Clearing up the picture on shopping for windows
WE humans, like the plants and animals we share the planet with, need light. And in our homes, this light comes through the windows. It elevates our mood, connects us to the outdoors and creates a sense of space.
But in many Canadian cities, extreme temperature changes mean window design involves careful consideration.
Wherever a window is cut into a wall, heat can be lost, so window placement is extremely important in our ever-fluctuating northern climate. And, of course, they have to look good, too. Interior and exterior cladding, coatings, window placement and style are just a few of many considerations.
Whether you’re contemplating a renovation or designing a new home, windows are a critical element of style, function and, ultimately, how you feel inside. First comes function. There are several options in window operation, says Aaron Latimer, spokesman for All Weather Windows. A sliding window is the most cost-effective, but a casement window, one that cranks open and shut, is the most energy-efficient.
Andrew Thompson, marketing manager for Ply Gem Canada, says, “We are seeing that today’s homeowners want an energy-efficient, lowmaintenance window.”
Casement and awning are great choices, as these windows generally have superior performance ratings and provide a great deal of design flexibility.
Next comes construction. There are benefits to both wood and PVC (polyvinyl chloride). PVC windows are durable and corrosion-and waterresistant, where wood windows are warm and lovely. To ensure weatherproofing, all-wood windows are clad on the exterior with metal to form a barrier, Latimer says.

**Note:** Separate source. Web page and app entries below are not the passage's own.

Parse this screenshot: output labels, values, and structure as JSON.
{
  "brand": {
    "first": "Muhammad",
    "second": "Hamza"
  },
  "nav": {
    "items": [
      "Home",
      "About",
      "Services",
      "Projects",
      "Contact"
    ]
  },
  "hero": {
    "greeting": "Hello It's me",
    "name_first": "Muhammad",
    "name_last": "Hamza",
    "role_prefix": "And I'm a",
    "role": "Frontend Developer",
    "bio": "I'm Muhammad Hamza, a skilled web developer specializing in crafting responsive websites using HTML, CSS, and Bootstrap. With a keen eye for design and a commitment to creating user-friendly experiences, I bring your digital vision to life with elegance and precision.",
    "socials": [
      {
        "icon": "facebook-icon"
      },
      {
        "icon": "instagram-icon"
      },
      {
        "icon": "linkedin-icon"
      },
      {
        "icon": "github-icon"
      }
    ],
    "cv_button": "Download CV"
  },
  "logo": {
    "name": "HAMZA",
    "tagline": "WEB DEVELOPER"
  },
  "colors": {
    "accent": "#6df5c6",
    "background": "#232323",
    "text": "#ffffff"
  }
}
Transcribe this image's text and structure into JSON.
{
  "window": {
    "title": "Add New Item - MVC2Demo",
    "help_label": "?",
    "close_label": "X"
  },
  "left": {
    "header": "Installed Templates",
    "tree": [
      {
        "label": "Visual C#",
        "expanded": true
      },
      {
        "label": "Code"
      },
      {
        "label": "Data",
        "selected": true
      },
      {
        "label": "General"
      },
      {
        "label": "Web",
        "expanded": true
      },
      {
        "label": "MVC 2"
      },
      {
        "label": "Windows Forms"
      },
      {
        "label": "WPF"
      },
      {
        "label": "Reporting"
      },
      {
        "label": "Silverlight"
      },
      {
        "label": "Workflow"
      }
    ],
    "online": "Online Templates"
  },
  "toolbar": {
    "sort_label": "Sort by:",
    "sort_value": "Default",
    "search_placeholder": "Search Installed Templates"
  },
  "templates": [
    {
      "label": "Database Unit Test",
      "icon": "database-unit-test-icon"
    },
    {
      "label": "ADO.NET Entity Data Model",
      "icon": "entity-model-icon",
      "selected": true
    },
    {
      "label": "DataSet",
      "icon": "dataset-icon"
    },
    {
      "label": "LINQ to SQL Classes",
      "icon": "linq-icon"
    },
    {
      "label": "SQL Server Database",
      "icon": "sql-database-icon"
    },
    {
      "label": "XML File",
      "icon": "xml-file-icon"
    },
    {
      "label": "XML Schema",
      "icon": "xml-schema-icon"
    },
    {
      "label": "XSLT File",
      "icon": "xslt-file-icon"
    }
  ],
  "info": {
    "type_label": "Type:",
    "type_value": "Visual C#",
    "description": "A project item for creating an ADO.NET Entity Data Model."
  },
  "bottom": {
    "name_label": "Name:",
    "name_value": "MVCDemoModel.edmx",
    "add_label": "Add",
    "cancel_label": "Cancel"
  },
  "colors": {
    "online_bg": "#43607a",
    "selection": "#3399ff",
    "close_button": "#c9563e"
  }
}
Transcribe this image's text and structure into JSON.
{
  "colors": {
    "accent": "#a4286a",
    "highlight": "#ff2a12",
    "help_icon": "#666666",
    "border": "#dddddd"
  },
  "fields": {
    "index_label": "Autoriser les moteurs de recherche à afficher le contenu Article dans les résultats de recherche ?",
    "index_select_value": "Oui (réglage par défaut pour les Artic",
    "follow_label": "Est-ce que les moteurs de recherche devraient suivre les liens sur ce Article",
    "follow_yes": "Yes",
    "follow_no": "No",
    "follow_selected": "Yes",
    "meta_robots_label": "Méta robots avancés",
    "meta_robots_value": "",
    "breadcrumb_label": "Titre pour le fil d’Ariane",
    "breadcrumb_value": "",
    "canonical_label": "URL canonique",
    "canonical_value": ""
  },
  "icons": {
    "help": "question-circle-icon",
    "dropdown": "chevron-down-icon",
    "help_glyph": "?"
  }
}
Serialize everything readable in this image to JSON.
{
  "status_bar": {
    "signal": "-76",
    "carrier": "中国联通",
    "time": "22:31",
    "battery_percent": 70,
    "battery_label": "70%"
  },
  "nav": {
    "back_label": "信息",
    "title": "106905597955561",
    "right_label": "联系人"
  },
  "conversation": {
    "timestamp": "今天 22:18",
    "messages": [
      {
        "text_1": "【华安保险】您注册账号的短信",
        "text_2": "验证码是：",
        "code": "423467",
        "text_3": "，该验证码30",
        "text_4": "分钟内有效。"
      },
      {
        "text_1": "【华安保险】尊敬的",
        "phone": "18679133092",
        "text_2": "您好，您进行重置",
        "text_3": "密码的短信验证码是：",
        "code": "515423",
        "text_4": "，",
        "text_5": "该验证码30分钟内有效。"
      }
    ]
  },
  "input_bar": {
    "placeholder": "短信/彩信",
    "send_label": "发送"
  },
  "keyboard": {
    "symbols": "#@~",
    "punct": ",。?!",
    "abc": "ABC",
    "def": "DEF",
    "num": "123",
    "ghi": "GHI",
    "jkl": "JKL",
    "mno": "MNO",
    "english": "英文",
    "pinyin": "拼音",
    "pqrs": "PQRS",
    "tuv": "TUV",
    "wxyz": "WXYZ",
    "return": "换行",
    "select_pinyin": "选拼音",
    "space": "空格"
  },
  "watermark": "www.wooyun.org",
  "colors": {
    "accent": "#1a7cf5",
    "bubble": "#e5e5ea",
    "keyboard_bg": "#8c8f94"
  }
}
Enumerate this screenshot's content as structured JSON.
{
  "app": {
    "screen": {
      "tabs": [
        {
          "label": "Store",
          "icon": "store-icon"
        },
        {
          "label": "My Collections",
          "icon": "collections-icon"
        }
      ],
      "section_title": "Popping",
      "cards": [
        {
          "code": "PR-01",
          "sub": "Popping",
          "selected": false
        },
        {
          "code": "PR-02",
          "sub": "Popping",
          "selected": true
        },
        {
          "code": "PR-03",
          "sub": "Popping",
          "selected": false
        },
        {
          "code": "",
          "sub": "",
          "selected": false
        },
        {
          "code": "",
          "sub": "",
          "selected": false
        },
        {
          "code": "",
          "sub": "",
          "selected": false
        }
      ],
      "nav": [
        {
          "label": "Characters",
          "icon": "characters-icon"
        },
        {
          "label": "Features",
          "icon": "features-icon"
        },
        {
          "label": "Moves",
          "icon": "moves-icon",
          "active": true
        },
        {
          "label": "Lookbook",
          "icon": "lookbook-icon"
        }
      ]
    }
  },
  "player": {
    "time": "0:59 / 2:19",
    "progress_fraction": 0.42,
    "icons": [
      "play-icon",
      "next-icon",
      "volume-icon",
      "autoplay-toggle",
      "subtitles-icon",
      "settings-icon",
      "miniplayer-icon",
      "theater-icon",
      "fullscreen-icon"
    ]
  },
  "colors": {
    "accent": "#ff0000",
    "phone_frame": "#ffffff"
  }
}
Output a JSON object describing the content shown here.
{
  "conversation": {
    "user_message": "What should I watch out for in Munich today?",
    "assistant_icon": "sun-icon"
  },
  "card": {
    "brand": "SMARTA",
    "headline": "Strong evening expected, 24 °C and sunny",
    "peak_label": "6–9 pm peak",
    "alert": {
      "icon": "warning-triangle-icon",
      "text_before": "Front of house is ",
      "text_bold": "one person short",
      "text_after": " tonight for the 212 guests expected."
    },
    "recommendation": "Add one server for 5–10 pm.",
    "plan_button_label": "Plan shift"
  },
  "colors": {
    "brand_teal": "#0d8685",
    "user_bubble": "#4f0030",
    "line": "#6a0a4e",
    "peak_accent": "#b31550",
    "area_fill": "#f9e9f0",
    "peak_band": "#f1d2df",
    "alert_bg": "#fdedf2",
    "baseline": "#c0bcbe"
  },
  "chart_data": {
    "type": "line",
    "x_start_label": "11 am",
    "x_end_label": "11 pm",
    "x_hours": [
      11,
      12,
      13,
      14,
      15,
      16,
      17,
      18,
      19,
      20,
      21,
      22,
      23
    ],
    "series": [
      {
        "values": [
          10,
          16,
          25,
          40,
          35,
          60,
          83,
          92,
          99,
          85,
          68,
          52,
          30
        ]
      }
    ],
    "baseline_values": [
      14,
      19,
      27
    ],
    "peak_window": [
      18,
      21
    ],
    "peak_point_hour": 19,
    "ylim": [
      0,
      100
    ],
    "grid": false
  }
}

Wood windows are more expensive, but create a timeless look and allow customizing of the exterior cladding in a range of colours, as opposed to white-only PVC. So whether it’s a renovation or a new home, wood windows can become quite customized.
Latimer points out that All Weather Windows now provides an option for PVC windows that allows customers to use metal cladding on the exterior. It’s a hybrid between the wood window option and the white PVC, he says. This is a real maintenancefree choice, but customers still get the benefit of choosing an alternative exterior colour. And then comes the glass. Argon and low-E are industry terms referring to energy-efficiency, and buyers must understand them.
As Canadians, we spend about 56 per cent of our total energy bill on heating our homes and only two per cent on cooling, Latimer says. So with windows, conservation of heat is important.
He recommends choosing window glass that has a high solar-heat gain coefficient. SHGC indicates the amount of solar gain through a pane of glass, so in our climate, the higher the number, the better.
Low-E refers to low emissivity, the capability of a surface to emit heat radiation. In the case of windows, this refers to when interior heat, for which we pay dearly during the winter months, gets reflected back from the window surface rather than exiting to the icy outdoors. In this case, the lower the number, the better.
Thompson points out that coatings do affect the colour and clarity of glass to some degree, but they’ve evolved dramatically in recent years.
Argon is the gas between glass panes that creates a layer of insulation. Thompson says the gas helps retain heat in winter and block sun in summer, ultimately reducing energy bills year-round. Both double-and triple-pane windows allow for gas fills to further increase efficiency.
In our cooler climate, it’s also important to think about window placement. Putting the largest number of windows on the south or southwest side of the home lets in heat and light. This is known as passive solar. If the home is well-insulated, natural sunlight helps maintain some heat in the home.
In addition, any heat gained by the windows needs to be conserved through proper home insulation. Of course, this is recommended for our northern climate.
And finally the fun part: window styles.
There are lots of options available, says Latimer. Internal grilles, colours and brick moulds all add architectural design elements to the home.
A vast array of these elements is available, so have a good idea of your style, whether it’s Craftsman, traditional or modern, for example. Windows can then play off the home’s overall feeling to make it cohesive and attractive.
Those interested in renovating or building should be aware of upcoming Energy Star program changes, which will result in stricter guidelines for window efficiency. To learn more, check out energy star.gov. Check out all-weather windows. Transoms add another, inexpensive element. There are no expensive operating devices, just a solid, immovable, light-giving pane. Transoms can be linear, arched, or peaked.
Renovations require different considerations, Latimer points out. It’s about improving the view.
Older homes typically have smaller windows, so creating larger windows is key. Trees may have matured to provide more privacy, so windows might be placed in areas that wouldn’t have been appropriate in the home’s earlier days.
Bay windows are another option, as they use the original opening, but are pushed out to add space and light to an existing window frame.
Brick moulds are another option. These are exterior frames that make the window appear larger from the outside.
Most renovations have exterior brick moulds, Latimer says.
— Canwest News Service
Windows can make a dramatic statement in a room. Consider window direction
to maximize winter heat gain.